When Wendy’s father David was just a young boy in Little Rock, Arkansas, he and his brother Ivan tossed a bottle into the Arkansas River with a note that read “If found, write us back, David and Ivan King, Little Rock Arkansas.” Little did he know, that little bottle would travel all the way to Bayou Sorrel, LA and into the hands of Dubby Bezet, sparking a long friendship between that would greatly impact his daughter Wendy’s educational opportunities, broaden her social skills, and sharpen the business sensibilities she would use and change the lives of families through Social Motion.    

As David traveled past huge chemical plants on his way to visit Dubby near Baton Rouge, he was inspired to follow his dreams and become a chemical engineer – a decision that would send Wendy across the Atlantic Ocean and new opportunities. Thanks to David’s career, Wendy (alongside her sister and mom) spent her formative years in Holland attending a Dutch school.  

“I think the good fortune of being an expatriate and changing schools frequently while growing up helped develop my outgoing nature. This varied upbringing also helped develop my love of languages, cultures, people and families.”

Following a return to the States to finish high school, she embarked on another transatlantic journey where she studied International Business at the American University in Paris. After Paris, Wendy moved to New York where she began an exciting career at French Bank Societe Generate before heading to Texas to work in the oil industry.    

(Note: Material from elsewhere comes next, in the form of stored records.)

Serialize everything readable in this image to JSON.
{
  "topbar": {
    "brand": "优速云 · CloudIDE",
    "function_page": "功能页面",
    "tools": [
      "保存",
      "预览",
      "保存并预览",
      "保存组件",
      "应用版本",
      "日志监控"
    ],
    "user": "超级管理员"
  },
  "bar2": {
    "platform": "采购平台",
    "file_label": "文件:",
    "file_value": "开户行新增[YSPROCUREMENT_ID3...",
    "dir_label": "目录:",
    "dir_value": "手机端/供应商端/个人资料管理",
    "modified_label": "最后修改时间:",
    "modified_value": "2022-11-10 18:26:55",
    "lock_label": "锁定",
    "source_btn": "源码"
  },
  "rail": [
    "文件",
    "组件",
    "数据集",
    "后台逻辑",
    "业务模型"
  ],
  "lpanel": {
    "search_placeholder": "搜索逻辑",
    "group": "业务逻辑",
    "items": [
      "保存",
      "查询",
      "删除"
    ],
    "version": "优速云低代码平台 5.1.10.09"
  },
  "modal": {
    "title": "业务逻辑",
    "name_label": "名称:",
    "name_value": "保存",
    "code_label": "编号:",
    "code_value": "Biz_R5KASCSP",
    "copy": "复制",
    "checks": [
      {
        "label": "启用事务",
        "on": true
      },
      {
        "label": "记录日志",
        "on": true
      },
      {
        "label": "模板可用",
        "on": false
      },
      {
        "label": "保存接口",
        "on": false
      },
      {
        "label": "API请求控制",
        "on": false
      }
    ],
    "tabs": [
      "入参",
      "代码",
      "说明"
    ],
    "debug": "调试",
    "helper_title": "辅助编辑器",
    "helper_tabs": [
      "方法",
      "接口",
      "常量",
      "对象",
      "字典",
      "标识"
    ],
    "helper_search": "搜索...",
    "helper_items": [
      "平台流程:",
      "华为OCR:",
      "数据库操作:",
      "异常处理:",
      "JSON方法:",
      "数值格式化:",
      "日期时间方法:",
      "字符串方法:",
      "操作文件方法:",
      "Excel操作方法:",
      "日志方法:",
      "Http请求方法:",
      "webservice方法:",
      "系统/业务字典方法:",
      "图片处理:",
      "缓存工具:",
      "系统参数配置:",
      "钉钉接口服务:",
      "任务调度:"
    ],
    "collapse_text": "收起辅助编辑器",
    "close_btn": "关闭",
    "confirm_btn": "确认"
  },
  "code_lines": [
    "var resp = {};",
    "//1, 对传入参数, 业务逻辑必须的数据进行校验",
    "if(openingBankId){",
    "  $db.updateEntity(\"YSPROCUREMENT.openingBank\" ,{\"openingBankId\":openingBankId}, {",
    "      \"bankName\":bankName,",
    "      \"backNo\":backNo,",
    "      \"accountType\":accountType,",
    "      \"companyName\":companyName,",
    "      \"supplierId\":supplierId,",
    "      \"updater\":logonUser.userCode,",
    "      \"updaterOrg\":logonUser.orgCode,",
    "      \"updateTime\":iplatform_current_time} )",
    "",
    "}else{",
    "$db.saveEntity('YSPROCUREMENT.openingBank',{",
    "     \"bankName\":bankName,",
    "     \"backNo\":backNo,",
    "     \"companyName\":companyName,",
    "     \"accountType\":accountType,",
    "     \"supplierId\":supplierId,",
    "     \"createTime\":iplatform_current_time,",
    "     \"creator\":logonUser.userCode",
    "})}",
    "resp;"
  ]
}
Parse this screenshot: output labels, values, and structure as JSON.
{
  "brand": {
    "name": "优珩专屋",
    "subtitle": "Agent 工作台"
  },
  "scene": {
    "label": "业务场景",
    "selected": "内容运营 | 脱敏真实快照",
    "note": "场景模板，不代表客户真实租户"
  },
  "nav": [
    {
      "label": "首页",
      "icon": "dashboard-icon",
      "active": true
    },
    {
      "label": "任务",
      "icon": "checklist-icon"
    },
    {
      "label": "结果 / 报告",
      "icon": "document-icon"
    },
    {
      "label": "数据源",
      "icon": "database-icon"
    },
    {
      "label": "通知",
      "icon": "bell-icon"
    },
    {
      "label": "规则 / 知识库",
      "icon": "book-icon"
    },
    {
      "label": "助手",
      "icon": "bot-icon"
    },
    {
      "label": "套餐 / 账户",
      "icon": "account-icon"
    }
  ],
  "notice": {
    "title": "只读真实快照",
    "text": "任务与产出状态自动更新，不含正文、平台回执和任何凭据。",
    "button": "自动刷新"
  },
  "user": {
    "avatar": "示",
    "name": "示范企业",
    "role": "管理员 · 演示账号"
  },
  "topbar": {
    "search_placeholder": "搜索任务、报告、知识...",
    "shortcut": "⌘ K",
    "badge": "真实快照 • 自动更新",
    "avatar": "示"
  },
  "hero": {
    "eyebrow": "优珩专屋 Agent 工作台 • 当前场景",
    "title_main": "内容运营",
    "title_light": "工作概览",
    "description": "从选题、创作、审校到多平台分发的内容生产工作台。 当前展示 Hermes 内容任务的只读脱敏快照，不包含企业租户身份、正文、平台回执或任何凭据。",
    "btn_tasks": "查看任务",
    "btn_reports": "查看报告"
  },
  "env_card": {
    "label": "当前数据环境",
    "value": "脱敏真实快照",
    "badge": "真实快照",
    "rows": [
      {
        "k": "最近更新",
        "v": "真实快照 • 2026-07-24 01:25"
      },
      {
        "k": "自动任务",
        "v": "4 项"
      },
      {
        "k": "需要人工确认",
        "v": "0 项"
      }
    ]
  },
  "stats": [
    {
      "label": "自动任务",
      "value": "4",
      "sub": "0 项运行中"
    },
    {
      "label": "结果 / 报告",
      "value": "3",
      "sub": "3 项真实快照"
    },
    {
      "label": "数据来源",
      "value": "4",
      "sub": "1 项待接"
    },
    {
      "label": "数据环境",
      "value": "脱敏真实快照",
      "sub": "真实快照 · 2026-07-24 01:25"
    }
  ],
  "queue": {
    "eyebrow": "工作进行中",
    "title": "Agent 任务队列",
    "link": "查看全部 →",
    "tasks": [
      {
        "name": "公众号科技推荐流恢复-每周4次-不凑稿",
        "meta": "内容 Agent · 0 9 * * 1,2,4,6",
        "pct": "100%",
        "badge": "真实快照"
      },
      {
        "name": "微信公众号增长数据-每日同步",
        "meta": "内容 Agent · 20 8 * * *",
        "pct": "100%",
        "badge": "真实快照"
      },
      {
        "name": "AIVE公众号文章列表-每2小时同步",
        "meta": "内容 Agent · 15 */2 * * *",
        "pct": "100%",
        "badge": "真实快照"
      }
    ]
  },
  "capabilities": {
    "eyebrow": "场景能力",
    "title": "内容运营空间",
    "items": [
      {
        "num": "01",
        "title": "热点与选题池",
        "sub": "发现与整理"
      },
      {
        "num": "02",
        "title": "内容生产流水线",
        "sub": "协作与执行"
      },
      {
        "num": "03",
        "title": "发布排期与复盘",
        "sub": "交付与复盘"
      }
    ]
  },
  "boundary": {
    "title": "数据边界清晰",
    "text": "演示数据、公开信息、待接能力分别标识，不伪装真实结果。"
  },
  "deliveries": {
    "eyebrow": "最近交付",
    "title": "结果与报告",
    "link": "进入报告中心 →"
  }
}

Now a Texas resident, a blind date set in “motion” a romance with a tall man from Scotland named Alistair Dawson, who shared her tastes for finer food and exquisite wines.  

“It was love at first sight. We laugh that were it not for our matchmaker, we never would have met. Mine was a world of oil traders, his, a world of attorneys, and while we frequented many of the same restaurants and wine bars, we never seemed to be at the same place at the same time. We have not been apart since that fateful first date.”

After an 18 month courtship, the couple decided to blend the Scots and the Cajuns with a kilted wedding at Dundas Castle outside of Edinburgh. Their blended family includes a daughter named Kaitlyn, a University of Texas Law School graduate, Collin and Connor, both students at Kinkaid, and a special boy named Cameron who was diagnosed with a form of high functioning  autism (PDD-NOS) at age two.

Just as Wendy’s father shifted the direction of his life during his travels past the chemical plant, it’s through Cameron that Wendy says a shift in her career and calling.   

 “I had an “aha” moment. Cameron was doing well academically, but he was missing social connections and opportunities common to his peers. I believe when you see how you can make the world a better place, we are morally obligated to do so.”

As Wendy and Alistair sought out programs and services best suited to prepare Cameron for a life of independent living, they found there was little out there for families dealing with their needs.  

She soon realized that same fundamentals she used to garner success in international business and commodity markets of corporate America could be applied to the special education sector.  She quips, “We never found it, so we built it.” 

“After hearing from parents of youngsters say, ‘I just want my child to have a friend,’ I saw that convenient, affordable specialty social skill training services were sorely lacking in the community. At that moment, I set about putting my plan to bring social skills training and transitional services for children and young adults with autism and similar special  needs into action.”  

Social Motion, which Wendy founded in 2010, grew out of the desire to teach children with Autism how to acknowledge their value and credibility in the world and practice real-life social skills that can lead to a happier, more independent life.  With its flagship in Spring Branch, Social Motion now has satellites offices in Harris, Ft. Bend and Montgomery counties.     

In addition to Social Motion and being active at her children’s schools, Wendy has served as President of the Houston Bar Association Auxiliary, and on the Board of Easter Seals Greater Houston, the advisory boards of Safeway Driving Centers and UT Health’s Children’s Learning Institute.